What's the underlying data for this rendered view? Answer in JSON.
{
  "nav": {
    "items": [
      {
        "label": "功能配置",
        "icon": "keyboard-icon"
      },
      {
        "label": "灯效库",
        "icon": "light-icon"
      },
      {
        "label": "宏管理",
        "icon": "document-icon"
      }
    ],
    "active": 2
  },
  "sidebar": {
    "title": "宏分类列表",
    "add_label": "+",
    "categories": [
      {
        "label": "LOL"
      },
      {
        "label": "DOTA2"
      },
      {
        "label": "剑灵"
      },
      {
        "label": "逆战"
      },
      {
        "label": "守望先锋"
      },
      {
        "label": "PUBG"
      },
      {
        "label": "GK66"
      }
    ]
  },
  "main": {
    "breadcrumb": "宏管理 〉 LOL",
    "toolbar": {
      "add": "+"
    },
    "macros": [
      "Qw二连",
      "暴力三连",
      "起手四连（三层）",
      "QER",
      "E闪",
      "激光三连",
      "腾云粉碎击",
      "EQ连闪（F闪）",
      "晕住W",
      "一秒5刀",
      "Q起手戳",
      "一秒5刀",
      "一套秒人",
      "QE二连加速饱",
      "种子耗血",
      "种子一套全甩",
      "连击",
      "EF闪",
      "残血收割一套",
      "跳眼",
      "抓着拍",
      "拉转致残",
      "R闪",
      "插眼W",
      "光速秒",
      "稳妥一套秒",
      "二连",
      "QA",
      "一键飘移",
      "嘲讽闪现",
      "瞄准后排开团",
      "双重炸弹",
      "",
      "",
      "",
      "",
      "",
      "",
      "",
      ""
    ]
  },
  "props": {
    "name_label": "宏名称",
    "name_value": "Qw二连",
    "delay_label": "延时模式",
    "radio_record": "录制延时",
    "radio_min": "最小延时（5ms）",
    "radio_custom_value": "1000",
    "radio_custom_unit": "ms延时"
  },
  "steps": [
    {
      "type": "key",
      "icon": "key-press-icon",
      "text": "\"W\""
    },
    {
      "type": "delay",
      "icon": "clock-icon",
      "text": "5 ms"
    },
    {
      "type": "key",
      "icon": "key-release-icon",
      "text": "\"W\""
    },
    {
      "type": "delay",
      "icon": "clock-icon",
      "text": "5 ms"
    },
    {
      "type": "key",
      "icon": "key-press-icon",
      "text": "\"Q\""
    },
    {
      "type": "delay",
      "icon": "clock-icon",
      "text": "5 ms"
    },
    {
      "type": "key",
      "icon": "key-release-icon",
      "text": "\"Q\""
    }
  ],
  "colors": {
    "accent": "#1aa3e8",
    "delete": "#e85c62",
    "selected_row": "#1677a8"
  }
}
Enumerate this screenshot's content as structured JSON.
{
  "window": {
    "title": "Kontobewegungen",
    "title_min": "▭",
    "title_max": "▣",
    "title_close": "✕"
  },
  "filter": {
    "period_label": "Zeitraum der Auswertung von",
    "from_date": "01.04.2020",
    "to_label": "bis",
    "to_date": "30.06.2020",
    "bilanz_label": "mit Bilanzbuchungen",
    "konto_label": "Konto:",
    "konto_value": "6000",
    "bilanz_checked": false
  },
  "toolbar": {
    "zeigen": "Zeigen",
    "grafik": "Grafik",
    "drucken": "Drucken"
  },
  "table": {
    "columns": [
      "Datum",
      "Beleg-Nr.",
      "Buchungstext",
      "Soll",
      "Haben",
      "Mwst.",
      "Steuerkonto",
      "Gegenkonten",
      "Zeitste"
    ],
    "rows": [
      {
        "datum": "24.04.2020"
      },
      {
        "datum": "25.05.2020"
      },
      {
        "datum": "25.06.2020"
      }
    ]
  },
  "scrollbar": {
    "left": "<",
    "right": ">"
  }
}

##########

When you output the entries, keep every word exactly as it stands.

▶ _Response to the task_:
What's the underlying data for this rendered view? Answer in JSON.
{
  "nav": {
    "items": [
      {
        "label": "功能配置",
        "icon": "keyboard-icon"
      },
      {
        "label": "灯效库",
        "icon": "light-icon"
      },
      {
        "label": "宏管理",
        "icon": "document-icon"
      }
    ],
    "active": 2
  },
  "sidebar": {
    "title": "宏分类列表",
    "add_label": "+",
    "categories": [
      {
        "label": "LOL"
      },
      {
        "label": "DOTA2"
      },
      {
        "label": "剑灵"
      },
      {
        "label": "逆战"
      },
      {
        "label": "守望先锋"
      },
      {
        "label": "PUBG"
      },
      {
        "label": "GK66"
      }
    ]
  },
  "main": {
    "breadcrumb": "宏管理 〉 LOL",
    "toolbar": {
      "add": "+"
    },
    "macros": [
      "Qw二连",
      "暴力三连",
      "起手四连（三层）",
      "QER",
      "E闪",
      "激光三连",
      "腾云粉碎击",
      "EQ连闪（F闪）",
      "晕住W",
      "一秒5刀",
      "Q起手戳",
      "一秒5刀",
      "一套秒人",
      "QE二连加速饱",
      "种子耗血",
      "种子一套全甩",
      "连击",
      "EF闪",
      "残血收割一套",
      "跳眼",
      "抓着拍",
      "拉转致残",
      "R闪",
      "插眼W",
      "光速秒",
      "稳妥一套秒",
      "二连",
      "QA",
      "一键飘移",
      "嘲讽闪现",
      "瞄准后排开团",
      "双重炸弹",
      "",
      "",
      "",
      "",
      "",
      "",
      "",
      ""
    ]
  },
  "props": {
    "name_label": "宏名称",
    "name_value": "Qw二连",
    "delay_label": "延时模式",
    "radio_record": "录制延时",
    "radio_min": "最小延时（5ms）",
    "radio_custom_value": "1000",
    "radio_custom_unit": "ms延时"
  },
  "steps": [
    {
      "type": "key",
      "icon": "key-press-icon",
      "text": "\"W\""
    },
    {
      "type": "delay",
      "icon": "clock-icon",
      "text": "5 ms"
    },
    {
      "type": "key",
      "icon": "key-release-icon",
      "text": "\"W\""
    },
    {
      "type": "delay",
      "icon": "clock-icon",
      "text": "5 ms"
    },
    {
      "type": "key",
      "icon": "key-press-icon",
      "text": "\"Q\""
    },
    {
      "type": "delay",
      "icon": "clock-icon",
      "text": "5 ms"
    },
    {
      "type": "key",
      "icon": "key-release-icon",
      "text": "\"Q\""
    }
  ],
  "colors": {
    "accent": "#1aa3e8",
    "delete": "#e85c62",
    "selected_row": "#1677a8"
  }
}
Enumerate this screenshot's content as structured JSON.
{
  "window": {
    "title": "Kontobewegungen",
    "title_min": "▭",
    "title_max": "▣",
    "title_close": "✕"
  },
  "filter": {
    "period_label": "Zeitraum der Auswertung von",
    "from_date": "01.04.2020",
    "to_label": "bis",
    "to_date": "30.06.2020",
    "bilanz_label": "mit Bilanzbuchungen",
    "konto_label": "Konto:",
    "konto_value": "6000",
    "bilanz_checked": false
  },
  "toolbar": {
    "zeigen": "Zeigen",
    "grafik": "Grafik",
    "drucken": "Drucken"
  },
  "table": {
    "columns": [
      "Datum",
      "Beleg-Nr.",
      "Buchungstext",
      "Soll",
      "Haben",
      "Mwst.",
      "Steuerkonto",
      "Gegenkonten",
      "Zeitste"
    ],
    "rows": [
      {
        "datum": "24.04.2020"
      },
      {
        "datum": "25.05.2020"
      },
      {
        "datum": "25.06.2020"
      }
    ]
  },
  "scrollbar": {
    "left": "<",
    "right": ">"
  }
}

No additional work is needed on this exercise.